The attack on Scarif had shades of the battle of Endor. I suppose there are only so many effective ways to sneak in a highly secure military compound, especially when you have the Death Star looming over your head (and it will forever amaze me that that thing can actually jump to lightspeed. I know air resistance is not a thing in space, but look at that shape!). The ground assault was handled well and the stakes and consequences were illustrated in far harsher lines than Star Wars usually has done. (Maybe it has something to do with the shifting attitudes towards movie ratings. According to the MPPA, all Star Wars episodes up to and including Attack of the Clones were given a PG rating. From Revenge of the Sith and onward this was bumped up to PG-13, which admittedly allows for more leeway on what can be shown on-screen.)

I knew going in that the likelihood of any of the main characters of the movie making it alive to the end was slim to none, before I even knew that Darth Vader would have more screentime than the trailer implied (Stan Lee cameo number of seconds…). I was pleasantly surprised to find that of all the death scenes, none served as shock value. They all served a purpose in advancing the plot through its explosive climax and were allowed to be emotional and even quiet at times. Even Krennic got his moment of ironic justice, not that anyone would weep for him. For me, the more punch-in-the-gut death had to be Bodhi Rook’s. Poor man spent the entire film doing everything short of backflips to convince the Rebels he is one of them and just as he reaches a point where there is an element of companionship, it’s bombs away.

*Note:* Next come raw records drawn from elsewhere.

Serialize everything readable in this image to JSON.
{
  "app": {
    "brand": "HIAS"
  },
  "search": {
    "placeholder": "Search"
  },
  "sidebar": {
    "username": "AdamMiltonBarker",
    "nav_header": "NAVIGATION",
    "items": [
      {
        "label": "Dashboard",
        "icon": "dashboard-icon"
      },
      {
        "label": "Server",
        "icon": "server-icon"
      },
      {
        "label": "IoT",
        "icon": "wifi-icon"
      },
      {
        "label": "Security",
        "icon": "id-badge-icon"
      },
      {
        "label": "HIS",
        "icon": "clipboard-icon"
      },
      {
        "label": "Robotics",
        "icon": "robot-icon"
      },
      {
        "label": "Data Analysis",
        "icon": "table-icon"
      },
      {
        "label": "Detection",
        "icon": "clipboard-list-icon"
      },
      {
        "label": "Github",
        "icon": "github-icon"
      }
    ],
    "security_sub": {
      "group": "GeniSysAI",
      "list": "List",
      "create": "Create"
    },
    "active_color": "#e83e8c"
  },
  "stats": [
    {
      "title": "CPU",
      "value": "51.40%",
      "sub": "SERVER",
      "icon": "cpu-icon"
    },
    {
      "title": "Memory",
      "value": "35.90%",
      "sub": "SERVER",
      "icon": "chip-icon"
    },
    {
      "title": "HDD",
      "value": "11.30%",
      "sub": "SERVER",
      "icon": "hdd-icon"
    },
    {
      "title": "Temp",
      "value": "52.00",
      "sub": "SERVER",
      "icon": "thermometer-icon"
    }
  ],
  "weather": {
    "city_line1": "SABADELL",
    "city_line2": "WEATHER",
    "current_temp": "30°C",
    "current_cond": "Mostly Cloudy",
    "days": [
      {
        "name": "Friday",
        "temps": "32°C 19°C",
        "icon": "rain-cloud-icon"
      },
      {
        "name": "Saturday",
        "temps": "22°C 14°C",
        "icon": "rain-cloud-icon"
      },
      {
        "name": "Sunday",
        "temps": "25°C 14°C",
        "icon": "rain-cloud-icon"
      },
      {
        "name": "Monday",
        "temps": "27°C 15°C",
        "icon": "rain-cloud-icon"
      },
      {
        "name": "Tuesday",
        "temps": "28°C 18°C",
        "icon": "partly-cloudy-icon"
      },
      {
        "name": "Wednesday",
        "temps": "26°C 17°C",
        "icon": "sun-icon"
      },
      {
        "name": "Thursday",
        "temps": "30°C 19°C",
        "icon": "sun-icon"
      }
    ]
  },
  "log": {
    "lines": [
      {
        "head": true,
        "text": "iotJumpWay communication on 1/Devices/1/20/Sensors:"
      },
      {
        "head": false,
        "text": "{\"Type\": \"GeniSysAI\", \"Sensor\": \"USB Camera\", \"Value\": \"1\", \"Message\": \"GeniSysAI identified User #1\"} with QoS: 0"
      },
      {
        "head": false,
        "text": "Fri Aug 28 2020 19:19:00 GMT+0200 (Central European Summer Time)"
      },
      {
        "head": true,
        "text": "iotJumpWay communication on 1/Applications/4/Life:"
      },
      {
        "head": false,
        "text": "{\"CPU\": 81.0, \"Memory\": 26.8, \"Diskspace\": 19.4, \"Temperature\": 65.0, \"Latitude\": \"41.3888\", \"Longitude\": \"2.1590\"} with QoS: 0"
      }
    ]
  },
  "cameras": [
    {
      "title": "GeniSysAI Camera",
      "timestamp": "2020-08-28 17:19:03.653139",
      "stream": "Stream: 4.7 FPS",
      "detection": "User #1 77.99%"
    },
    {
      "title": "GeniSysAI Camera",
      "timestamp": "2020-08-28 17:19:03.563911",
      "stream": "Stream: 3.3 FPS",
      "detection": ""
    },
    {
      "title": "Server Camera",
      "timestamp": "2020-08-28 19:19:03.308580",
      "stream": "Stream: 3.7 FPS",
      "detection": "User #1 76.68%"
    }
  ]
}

Despite my romantic tendencies I was beyond relieved that there was no overt romance between Jyn and Cassian. A lot of their interactions could be taken to indicate a budding attraction (budding being the operative word here) but I just as much liked them as friends. Maybe, if they have survived, it could have bloomed to something else but in the amount of time they’ve known each other and with the stupendous amount of baggage they have between them…no. And before anyone points fingers to the Anidala ship, a. they already were friends, b. they had more time to interact with each other and allow their friendship to grow to something else, c. by virtue of it being a sequel you could make a case of them being -heh!- star-crossed lovers since we kinda need them to be together for the Skywalker twins to be born.

This review has been all over the place and there are a ton of things I didn’t touch upon, but I’ve already hit an essay-length word count so I’ll leave it off here. In retrospect is Rogue One a perfect movie? No. Is it a good one? Yes. It slots neatly in the SW canon, it handles its subject matter well and hits quite a few nostalgic points without devolving into pure fanservice. Would I recommend it to a friend? Not a starter point for the franchise but if they had seen the other movies, then definitely!